Of course, if there is a wagon train in a movie, there is going to be a clash with Indians. (This is a literary device known as “Chekhov’s wagon train.”) Rather than interrogating the colonial mindset and racism of the time, the Coens just adhere strictly to the sensibility of John Ford and his undaunted manly men of manifest destiny. The choice is by design, though it may upset some people; I admit that I was a bit taken aback by it because it’s something from a bygone era. In context, it works as a recreation of a pervasive sensibility in classic westerns and completes the cinematic homage; out of the context of homage, it might be viewed as a reification of the racist past that conquered the frontier and murdered millions of indigenous people in the process.

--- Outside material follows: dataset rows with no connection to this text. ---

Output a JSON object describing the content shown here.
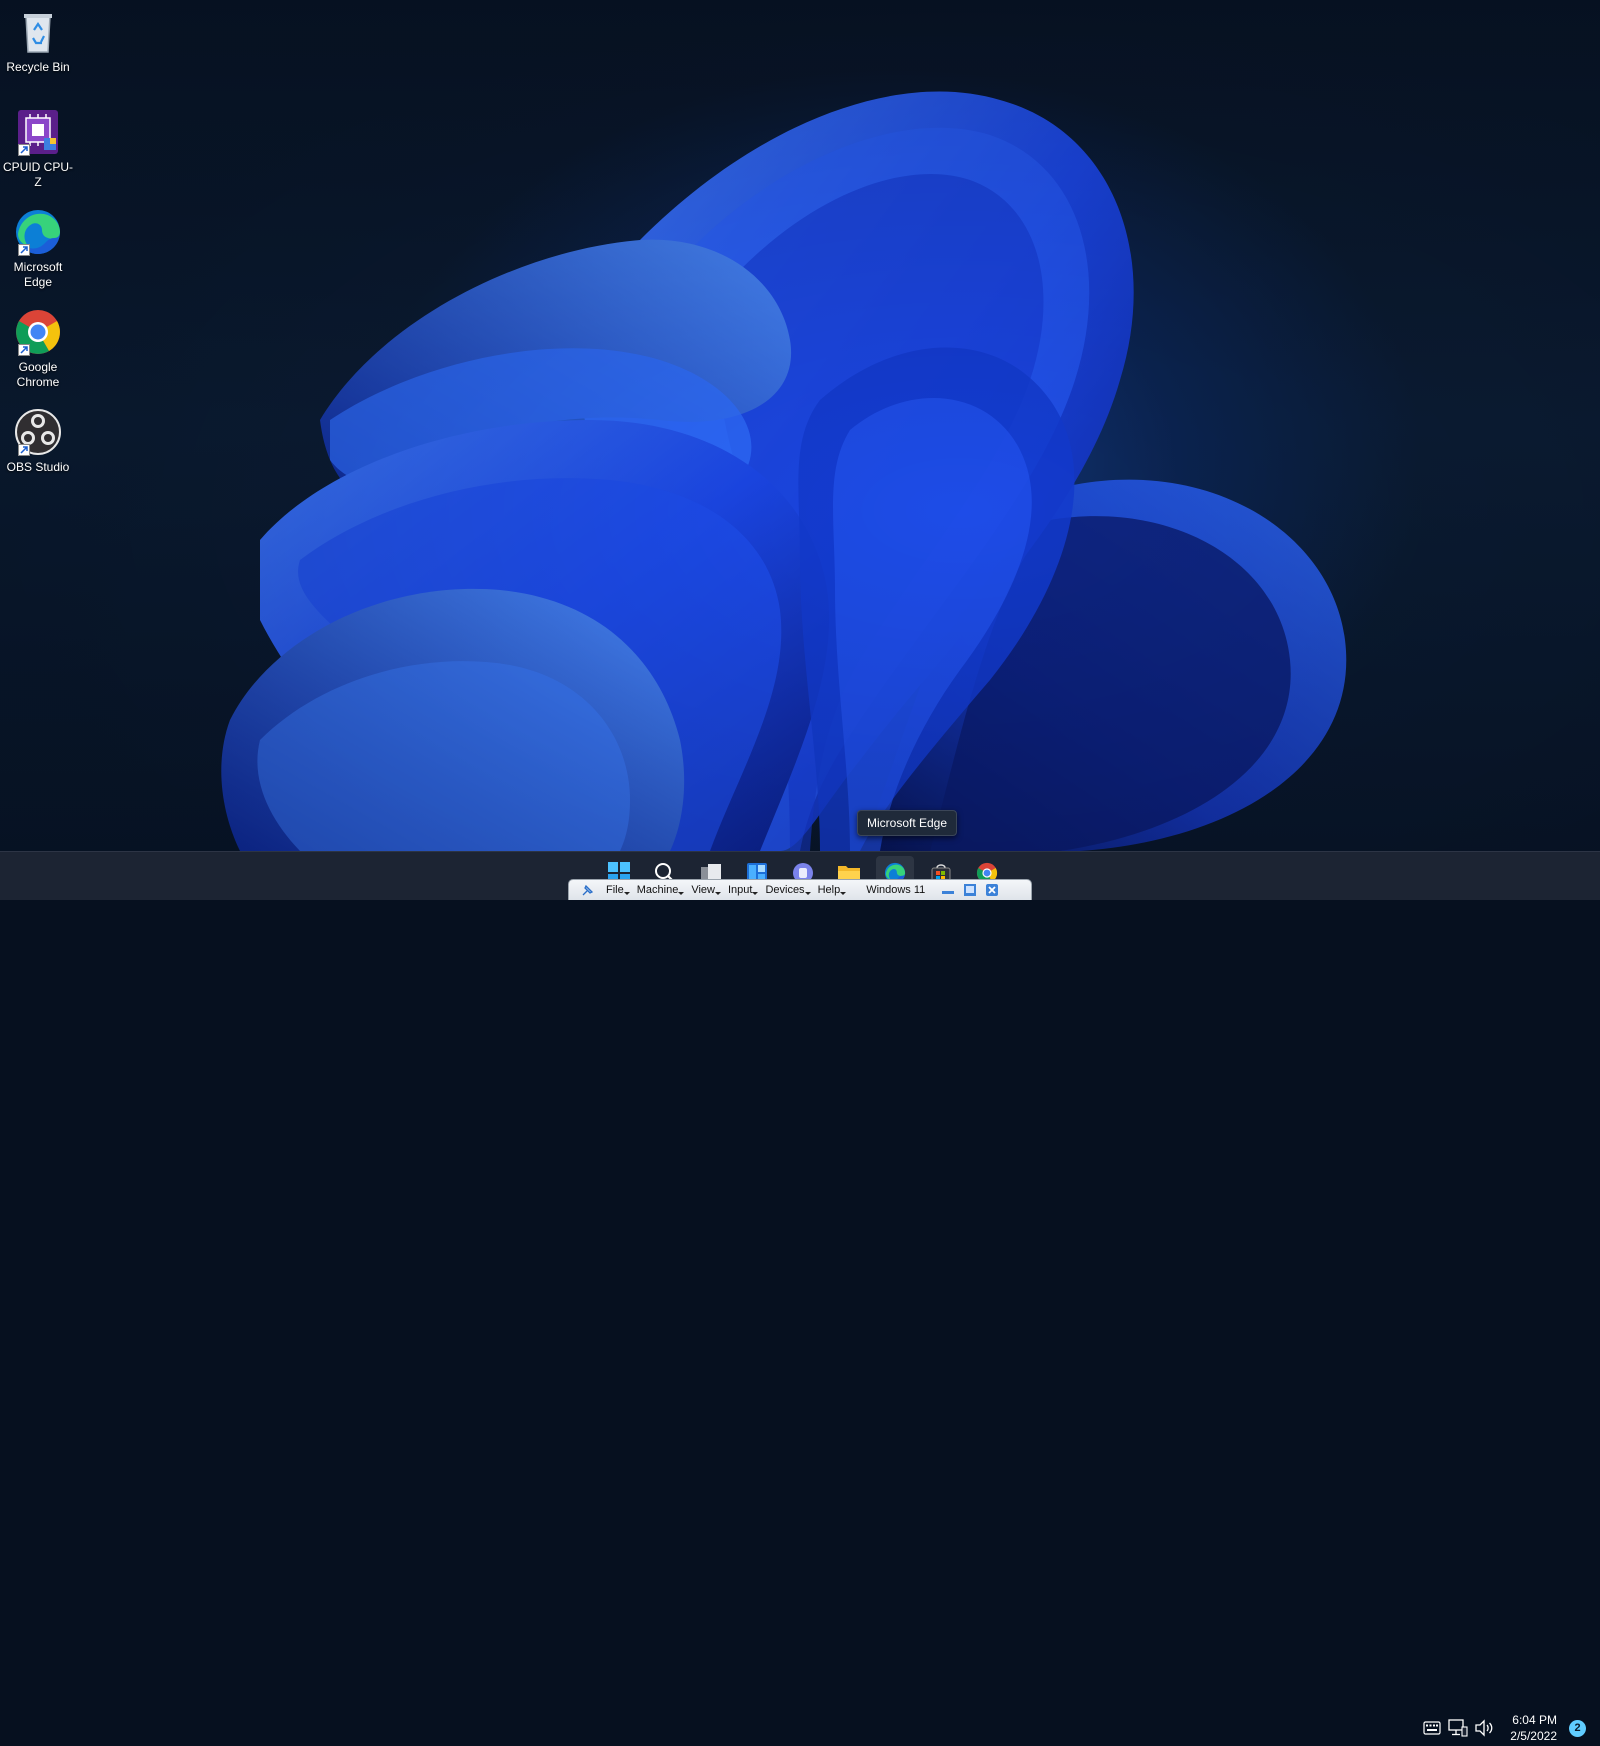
{
  "desktop": {
    "icons": [
      {
        "label": "Recycle Bin",
        "icon": "recycle-bin-icon"
      },
      {
        "label": "CPUID CPU-Z",
        "icon": "cpu-z-icon"
      },
      {
        "label": "Microsoft\nEdge",
        "icon": "edge-icon"
      },
      {
        "label": "Google\nChrome",
        "icon": "chrome-icon"
      },
      {
        "label": "OBS Studio",
        "icon": "obs-icon"
      }
    ]
  },
  "tooltip": {
    "text": "Microsoft Edge"
  },
  "taskbar": {
    "apps": [
      "start-icon",
      "search-icon",
      "task-view-icon",
      "widgets-icon",
      "teams-chat-icon",
      "file-explorer-icon",
      "edge-icon",
      "store-icon",
      "chrome-icon"
    ],
    "active_app": "edge-icon"
  },
  "vbox_toolbar": {
    "menus": [
      "File",
      "Machine",
      "View",
      "Input",
      "Devices",
      "Help"
    ],
    "vm_name": "Windows 11"
  },
  "tray": {
    "time": "6:04 PM",
    "date": "2/5/2022",
    "notification_count": "2"
  },
  "colors": {
    "accent": "#60cdff",
    "taskbar": "#1c2433",
    "bloom": "#1a4cff"
  }
}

I can dislike the worldview but love those majestic westerns since the depiction of a cowboy in that time and place is not an endorsement of his worldview. It adds authenticity to the homage on different levels. But even still, Buster Scruggs is a pastiche of western styles that often subverts familiar tropes, such as the homicidal singing cowboy that movie is named after, or the rituals of courtship mentioned above. Why not satirize this other element of the cinematic western? Could the Coens have had a movie from the side of Native Americans? Is that even a story they would be interested in or even capable of telling? How fitting that a John Ford pastiche engendered similar (though smaller) feelings as the ones I felt watching The Searchers: I like this, but gosh, the movie is like listening to a racist grandpappy.

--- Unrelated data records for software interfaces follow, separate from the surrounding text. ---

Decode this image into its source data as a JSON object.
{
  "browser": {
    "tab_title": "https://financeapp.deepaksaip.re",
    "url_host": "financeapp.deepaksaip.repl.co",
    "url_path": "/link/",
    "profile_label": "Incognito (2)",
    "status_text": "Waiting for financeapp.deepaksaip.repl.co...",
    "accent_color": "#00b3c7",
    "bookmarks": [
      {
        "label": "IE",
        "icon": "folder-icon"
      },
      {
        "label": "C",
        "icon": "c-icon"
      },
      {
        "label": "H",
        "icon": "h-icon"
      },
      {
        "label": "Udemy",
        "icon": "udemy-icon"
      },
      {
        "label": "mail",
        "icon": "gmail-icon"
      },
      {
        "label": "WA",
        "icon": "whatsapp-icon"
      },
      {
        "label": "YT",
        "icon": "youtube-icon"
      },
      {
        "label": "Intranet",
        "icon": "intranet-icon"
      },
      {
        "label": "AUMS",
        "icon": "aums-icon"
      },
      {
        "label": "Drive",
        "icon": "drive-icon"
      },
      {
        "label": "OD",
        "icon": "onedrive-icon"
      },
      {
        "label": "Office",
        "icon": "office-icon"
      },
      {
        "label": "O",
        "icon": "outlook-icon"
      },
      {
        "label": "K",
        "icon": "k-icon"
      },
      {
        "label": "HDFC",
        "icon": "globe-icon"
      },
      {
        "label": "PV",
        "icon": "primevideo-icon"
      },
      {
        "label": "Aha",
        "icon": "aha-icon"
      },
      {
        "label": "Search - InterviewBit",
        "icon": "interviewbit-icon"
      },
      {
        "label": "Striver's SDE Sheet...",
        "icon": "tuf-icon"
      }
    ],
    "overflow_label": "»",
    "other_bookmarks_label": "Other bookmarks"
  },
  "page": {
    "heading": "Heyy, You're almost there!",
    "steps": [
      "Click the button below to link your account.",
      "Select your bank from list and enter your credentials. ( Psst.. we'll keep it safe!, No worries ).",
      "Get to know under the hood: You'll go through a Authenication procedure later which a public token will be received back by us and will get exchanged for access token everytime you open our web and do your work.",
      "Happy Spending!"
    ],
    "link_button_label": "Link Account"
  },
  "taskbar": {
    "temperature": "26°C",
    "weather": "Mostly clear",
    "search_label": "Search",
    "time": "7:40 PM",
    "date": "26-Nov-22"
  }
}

As a whole Buster Scruggs may not feel quite cohesive. It has its ups, downs, and lulls just like any anthology film. The closing short isn’t as strong as the opening one, and maybe one more wacky story toward the end would have helped with sequencing a more satisfying anthology. It might be impossible to make a perfect anthology. The Coens spoke about sequencing the shorts of Buster Scruggs chronologically as written, but were also thinking of how albums are put together song by song to complete a whole. Like most albums, there is bound to be a song you want to skip. I wonder if a filmmaker will, someday, make the anthology film equivalent of Revolver or Raw Power, or if that is even possible.

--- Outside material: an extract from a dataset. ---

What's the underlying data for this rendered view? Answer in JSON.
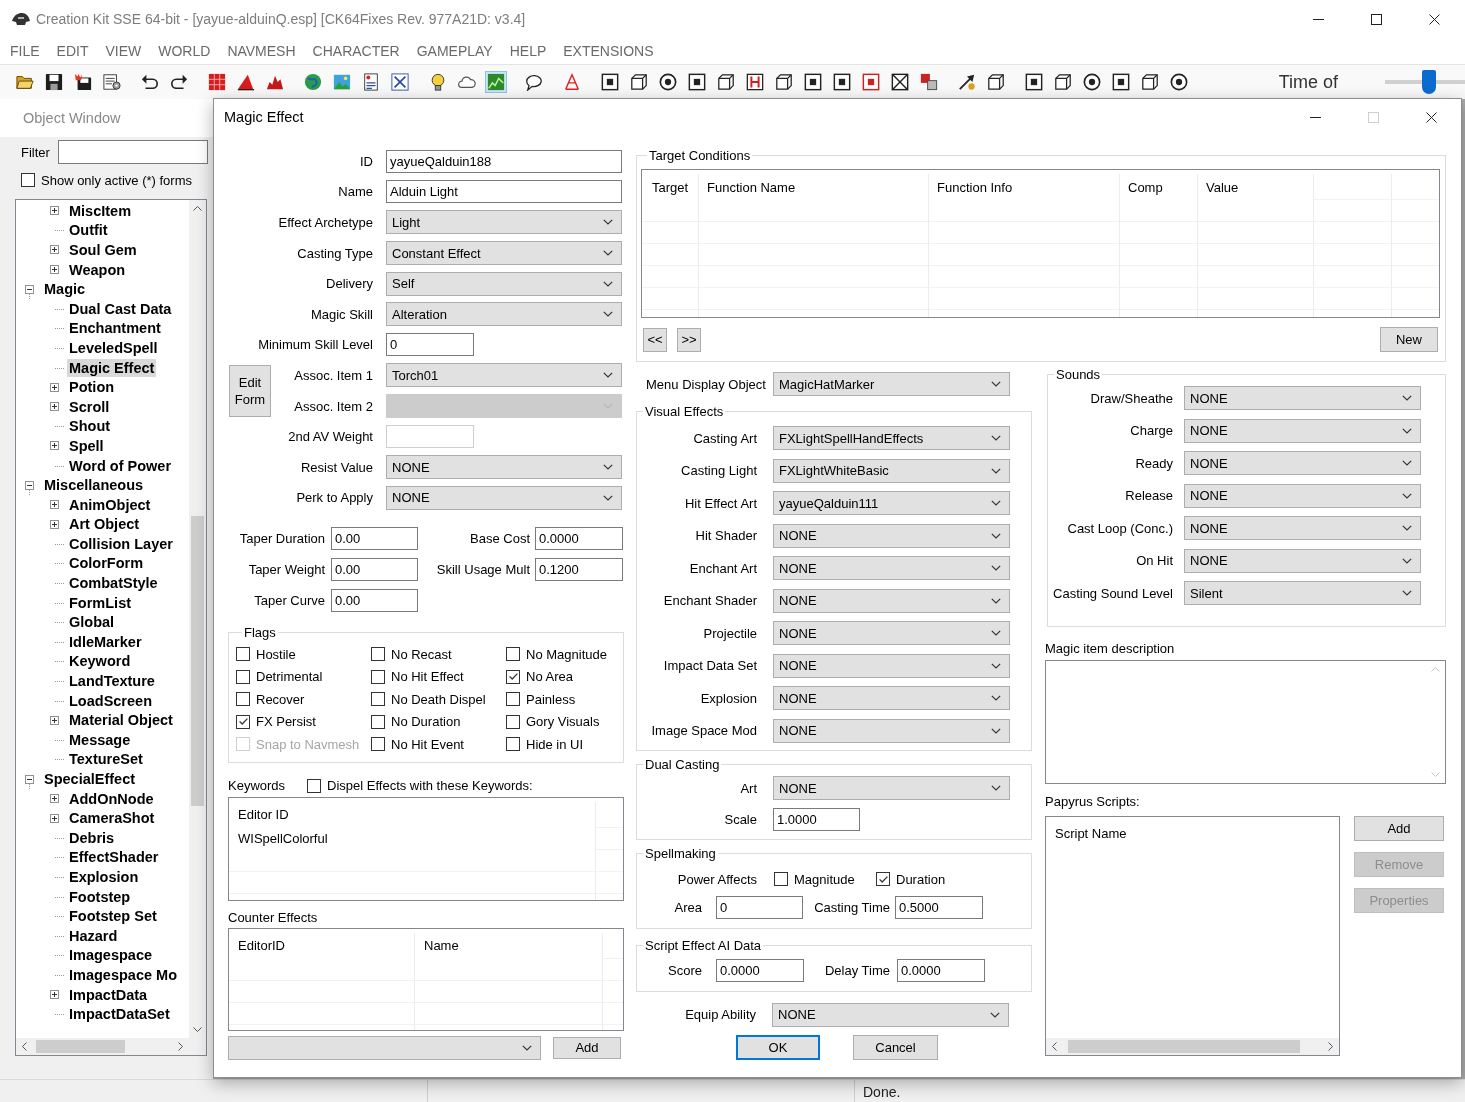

Gripes aside, I still enjoy the odd varmint that is Buster Scruggs for what it is. It works as a Netflix release, which is an odd thing to say about a Coen brothers movie. You can play at your leisure as you stream, and like an album, you can skip to the parts you like most. Netflix has given the Coens the creative and financial freedom to do what they want, and the result is something that no one in their right mind (except for Netflix) would fund. The Coens done made a jackalope. Swig of brown liquor to ‘em for the gumption.